**Material provided:**
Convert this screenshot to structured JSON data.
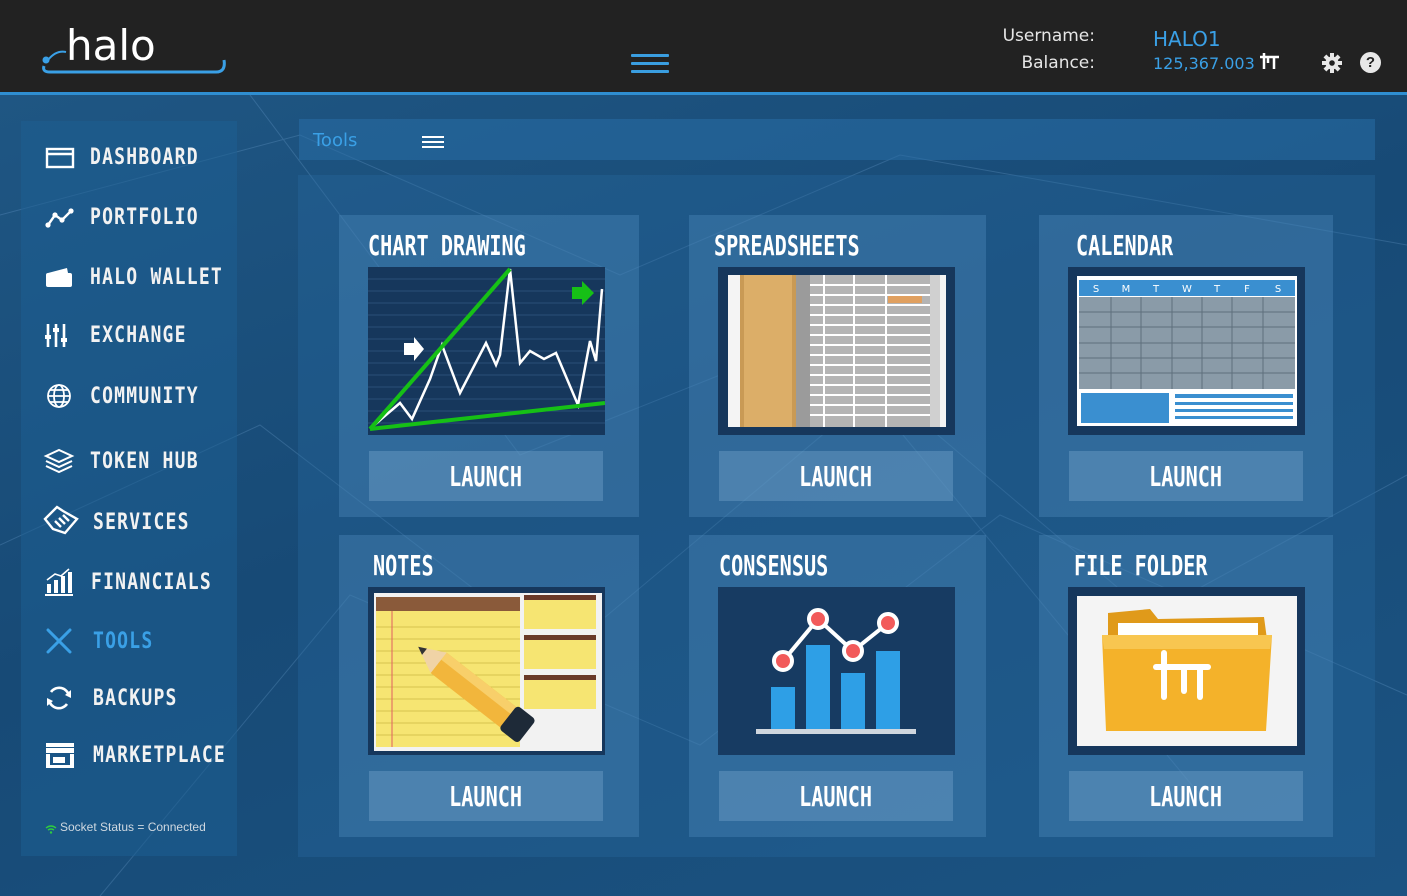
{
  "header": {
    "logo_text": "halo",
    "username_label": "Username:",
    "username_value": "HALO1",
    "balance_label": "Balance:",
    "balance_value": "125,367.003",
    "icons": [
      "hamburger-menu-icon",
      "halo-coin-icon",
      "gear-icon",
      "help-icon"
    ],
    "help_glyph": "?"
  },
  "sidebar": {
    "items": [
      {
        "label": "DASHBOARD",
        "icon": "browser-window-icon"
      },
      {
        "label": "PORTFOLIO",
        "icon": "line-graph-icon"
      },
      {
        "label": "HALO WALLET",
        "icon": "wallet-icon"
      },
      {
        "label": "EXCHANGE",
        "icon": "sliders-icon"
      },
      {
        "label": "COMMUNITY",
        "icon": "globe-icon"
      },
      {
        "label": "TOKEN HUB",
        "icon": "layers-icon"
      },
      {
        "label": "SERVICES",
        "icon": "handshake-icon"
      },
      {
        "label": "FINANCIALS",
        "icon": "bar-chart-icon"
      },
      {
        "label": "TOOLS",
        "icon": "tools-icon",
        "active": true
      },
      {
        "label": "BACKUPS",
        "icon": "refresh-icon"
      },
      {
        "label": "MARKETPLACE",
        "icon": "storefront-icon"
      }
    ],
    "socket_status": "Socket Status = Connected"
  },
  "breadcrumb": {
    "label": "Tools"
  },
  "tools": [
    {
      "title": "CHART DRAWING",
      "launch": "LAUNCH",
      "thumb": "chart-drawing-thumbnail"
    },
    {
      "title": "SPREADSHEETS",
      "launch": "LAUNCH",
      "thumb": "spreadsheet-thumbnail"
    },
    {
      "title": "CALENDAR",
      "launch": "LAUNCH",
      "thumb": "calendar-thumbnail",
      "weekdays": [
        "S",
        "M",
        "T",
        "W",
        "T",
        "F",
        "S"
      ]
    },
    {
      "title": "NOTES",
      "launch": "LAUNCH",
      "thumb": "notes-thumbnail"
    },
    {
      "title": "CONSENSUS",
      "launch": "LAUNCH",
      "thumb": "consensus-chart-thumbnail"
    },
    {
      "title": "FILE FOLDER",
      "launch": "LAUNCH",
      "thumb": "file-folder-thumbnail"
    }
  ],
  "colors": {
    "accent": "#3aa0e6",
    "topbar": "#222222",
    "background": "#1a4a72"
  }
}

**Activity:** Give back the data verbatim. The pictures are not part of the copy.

**Answer area:**
Convert this screenshot to structured JSON data.
{
  "header": {
    "logo_text": "halo",
    "username_label": "Username:",
    "username_value": "HALO1",
    "balance_label": "Balance:",
    "balance_value": "125,367.003",
    "icons": [
      "hamburger-menu-icon",
      "halo-coin-icon",
      "gear-icon",
      "help-icon"
    ],
    "help_glyph": "?"
  },
  "sidebar": {
    "items": [
      {
        "label": "DASHBOARD",
        "icon": "browser-window-icon"
      },
      {
        "label": "PORTFOLIO",
        "icon": "line-graph-icon"
      },
      {
        "label": "HALO WALLET",
        "icon": "wallet-icon"
      },
      {
        "label": "EXCHANGE",
        "icon": "sliders-icon"
      },
      {
        "label": "COMMUNITY",
        "icon": "globe-icon"
      },
      {
        "label": "TOKEN HUB",
        "icon": "layers-icon"
      },
      {
        "label": "SERVICES",
        "icon": "handshake-icon"
      },
      {
        "label": "FINANCIALS",
        "icon": "bar-chart-icon"
      },
      {
        "label": "TOOLS",
        "icon": "tools-icon",
        "active": true
      },
      {
        "label": "BACKUPS",
        "icon": "refresh-icon"
      },
      {
        "label": "MARKETPLACE",
        "icon": "storefront-icon"
      }
    ],
    "socket_status": "Socket Status = Connected"
  },
  "breadcrumb": {
    "label": "Tools"
  },
  "tools": [
    {
      "title": "CHART DRAWING",
      "launch": "LAUNCH",
      "thumb": "chart-drawing-thumbnail"
    },
    {
      "title": "SPREADSHEETS",
      "launch": "LAUNCH",
      "thumb": "spreadsheet-thumbnail"
    },
    {
      "title": "CALENDAR",
      "launch": "LAUNCH",
      "thumb": "calendar-thumbnail",
      "weekdays": [
        "S",
        "M",
        "T",
        "W",
        "T",
        "F",
        "S"
      ]
    },
    {
      "title": "NOTES",
      "launch": "LAUNCH",
      "thumb": "notes-thumbnail"
    },
    {
      "title": "CONSENSUS",
      "launch": "LAUNCH",
      "thumb": "consensus-chart-thumbnail"
    },
    {
      "title": "FILE FOLDER",
      "launch": "LAUNCH",
      "thumb": "file-folder-thumbnail"
    }
  ],
  "colors": {
    "accent": "#3aa0e6",
    "topbar": "#222222",
    "background": "#1a4a72"
  }
}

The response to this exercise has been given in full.